Electricity generated from hydropower tells an interesting story about today’s energy trends that is deeper than just water flowing over the dam.
It’s a story about a renewable resource that once generated nearly a third of the nation’s electricity, a share that has declined dramatically throughout the decades with the rise of nuclear power, natural gas, and wind and solar generation.
More recently, it’s a story about how weather and climate can affect energy supplies, as an extended drought—especially in the southwestern United States—has reduced the amount of water available to generate power.
It’s also a story about diversity in fuel sources. Although hydropower is less a part of our national energy picture than it was in 1950, when it produced 30% of the United States’ electricity, it’s still a useful part of today’s energy mix. And in the Northwest, it’s one of the most important parts of a strong regional economy.
Hydro-Based Regional Economies
Hydropower converts falling water into energy. That could come in the form of a water wheel turning in a flowing river at an old grain mill, or a giant dam built on the Columbia River for flood control and to channel the water through a large turbine that generates electricity.
In the 1930s, dams went up across the Tennessee River Valley and in western states. Today, hydropower generates about 6% of the nation’s electricity. That percentage hides its local importance. All but two states—Delaware and Mississippi—receive at least some of their electricity from hydropower.
The Bonneville Power Administration, which generates power for much of the West, generated 84% of its electricity in large hydroelectric facilities in 2020.
While flowing water might seem to be an endless energy source, hydropower has a complicated relationship with the environment.
Some question hydro’s claims as a provider of clean energy because larger projects involve building a huge dam that floods a river valley to create a reservoir. But the Environmental Protection Agency classifies hydro as a renewable resource, and U.S. Department of Energy figures list hydroelectricity as the source of 31% of the nation’s renewable electricity.

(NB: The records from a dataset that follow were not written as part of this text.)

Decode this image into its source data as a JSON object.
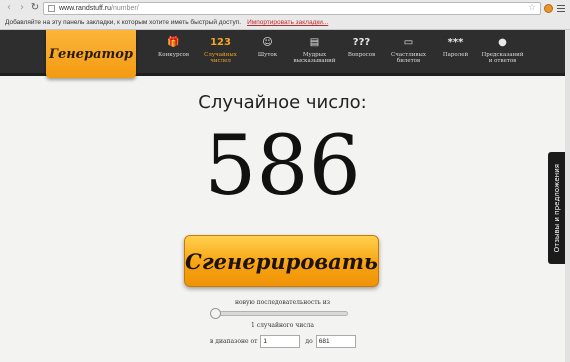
{
  "browser": {
    "url_host": "www.randstuff.ru",
    "url_path": "/number/",
    "bookmarks_hint": "Добавляйте на эту панель закладки, к которым хотите иметь быстрый доступ.",
    "import_link": "Импортировать закладки..."
  },
  "site": {
    "logo": "Генератор",
    "nav": [
      {
        "icon": "🎁",
        "label": "Конкурсов",
        "active": false
      },
      {
        "icon": "123",
        "label": "Случайных числел",
        "active": true
      },
      {
        "icon": "☺",
        "label": "Шуток",
        "active": false
      },
      {
        "icon": "▤",
        "label": "Мудрых высказываний",
        "active": false
      },
      {
        "icon": "???",
        "label": "Вопросов",
        "active": false
      },
      {
        "icon": "▭",
        "label": "Счастливых билетов",
        "active": false
      },
      {
        "icon": "***",
        "label": "Паролей",
        "active": false
      },
      {
        "icon": "●",
        "label": "Предсказаний и ответов",
        "active": false
      }
    ]
  },
  "main": {
    "heading": "Случайное число:",
    "number": "586",
    "generate_button": "Сгенерировать",
    "sequence_label": "новую последовательность из",
    "slider_value": 1,
    "count_label": "1 случайного числа",
    "range_from_label": "в диапазоне от",
    "range_from": "1",
    "range_to_label": "до",
    "range_to": "681"
  },
  "feedback_tab": "Отзывы и предложения"
}
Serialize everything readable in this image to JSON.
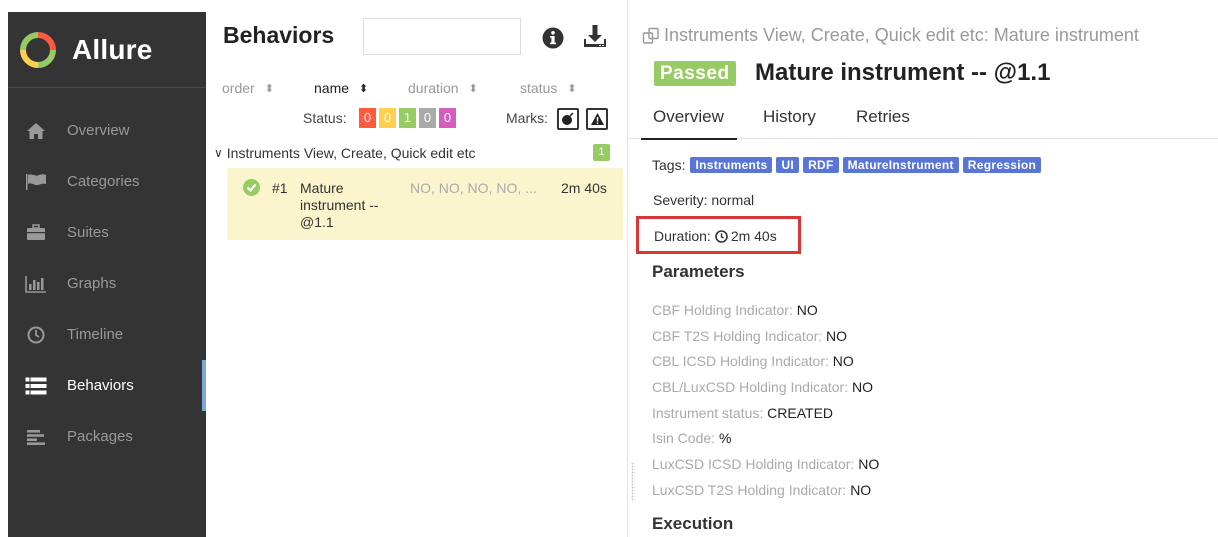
{
  "brand": {
    "name": "Allure"
  },
  "sidebar": {
    "items": [
      {
        "label": "Overview",
        "icon": "home-icon"
      },
      {
        "label": "Categories",
        "icon": "flag-icon"
      },
      {
        "label": "Suites",
        "icon": "briefcase-icon"
      },
      {
        "label": "Graphs",
        "icon": "bar-chart-icon"
      },
      {
        "label": "Timeline",
        "icon": "clock-icon"
      },
      {
        "label": "Behaviors",
        "icon": "list-icon",
        "active": true
      },
      {
        "label": "Packages",
        "icon": "packages-icon"
      }
    ]
  },
  "tree": {
    "title": "Behaviors",
    "search_value": "",
    "sort": {
      "order": "order",
      "name": "name",
      "duration": "duration",
      "status": "status"
    },
    "status_filter": {
      "label": "Status:",
      "counts": [
        "0",
        "0",
        "1",
        "0",
        "0"
      ]
    },
    "marks_label": "Marks:",
    "group": {
      "label": "Instruments View, Create, Quick edit etc",
      "count": "1"
    },
    "test": {
      "num": "#1",
      "name": "Mature instrument -- @1.1",
      "params": "NO, NO, NO, NO, ...",
      "duration": "2m 40s"
    }
  },
  "detail": {
    "breadcrumb": "Instruments View, Create, Quick edit etc: Mature instrument",
    "status": "Passed",
    "title": "Mature instrument -- @1.1",
    "tabs": [
      "Overview",
      "History",
      "Retries"
    ],
    "tags_label": "Tags:",
    "tags": [
      "Instruments",
      "UI",
      "RDF",
      "MatureInstrument",
      "Regression"
    ],
    "severity": "Severity: normal",
    "duration_label": "Duration:",
    "duration_value": "2m 40s",
    "parameters_heading": "Parameters",
    "parameters": [
      {
        "name": "CBF Holding Indicator:",
        "value": "NO"
      },
      {
        "name": "CBF T2S Holding Indicator:",
        "value": "NO"
      },
      {
        "name": "CBL ICSD Holding Indicator:",
        "value": "NO"
      },
      {
        "name": "CBL/LuxCSD Holding Indicator:",
        "value": "NO"
      },
      {
        "name": "Instrument status:",
        "value": "CREATED"
      },
      {
        "name": "Isin Code:",
        "value": "%"
      },
      {
        "name": "LuxCSD ICSD Holding Indicator:",
        "value": "NO"
      },
      {
        "name": "LuxCSD T2S Holding Indicator:",
        "value": "NO"
      }
    ],
    "execution_heading": "Execution"
  },
  "colors": {
    "sidebar_bg": "#343434",
    "passed": "#97cc64",
    "failed": "#fd5a3e",
    "broken": "#ffd050",
    "skipped": "#aaaaaa",
    "unknown": "#d35ebe",
    "tag": "#5976d6",
    "highlight_box": "#d93636"
  }
}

Recent weather patterns also seem to be redefining what renewable energy means. Nationwide, hydroelectric generation fell 9% during 2021 because of drought conditions. In the West, BPA generates power from water falling within the Columbia River Basin, which extends into Canada. In 2022, heavy summer water flow allowed BPA to generate more energy than expected, and it was sold across the grid to other regions.
Cost-Effective, Renewable Energy
Hydro is one of the cheapest forms of energy, especially after the initial investment. Its operation does not produce greenhouse gases. Importantly, utility grid operators like its flexibility as a source of electricity. It can be turned on and off relatively easily, especially compared with sources such as coal, nuclear, solar and wind.
Those benefits have raised interest in hydro projects. Around $8 billion has been invested nationwide during the past 15 years to add enough capacity to power 1 million homes.
While many hydro dams have been around for a long time and are ready to be retired, new projects are planned, including modernizing older hydro facilities. The DOE reports proposed projects that could generate enough electricity to power yet another 1 million homes.
In addition to upgrading existing sites, DOE reports at least 200 dams that don’t generate hydroelectricity could have generators added. Out of about 90,000 dams in the United States, only about 2,200 generate electric power.
Those efforts will get a boost from the federal infrastructure law passed in 2021. That measure includes more than
$2 billion in hydropower incentives for river restoration and dam rehabilitation.
Hydropower doesn’t always get the attention of flashier advancements such as wind and solar technologies. But it dates back more than 2,000 years, when the Greeks used it to turn wheels that ground wheat into flour.
Only the future will tell the role hydro will play in the American energy grids, but its time-tested techniques and green energy benefits promise it will still be providing some level of power 2,000 years from now.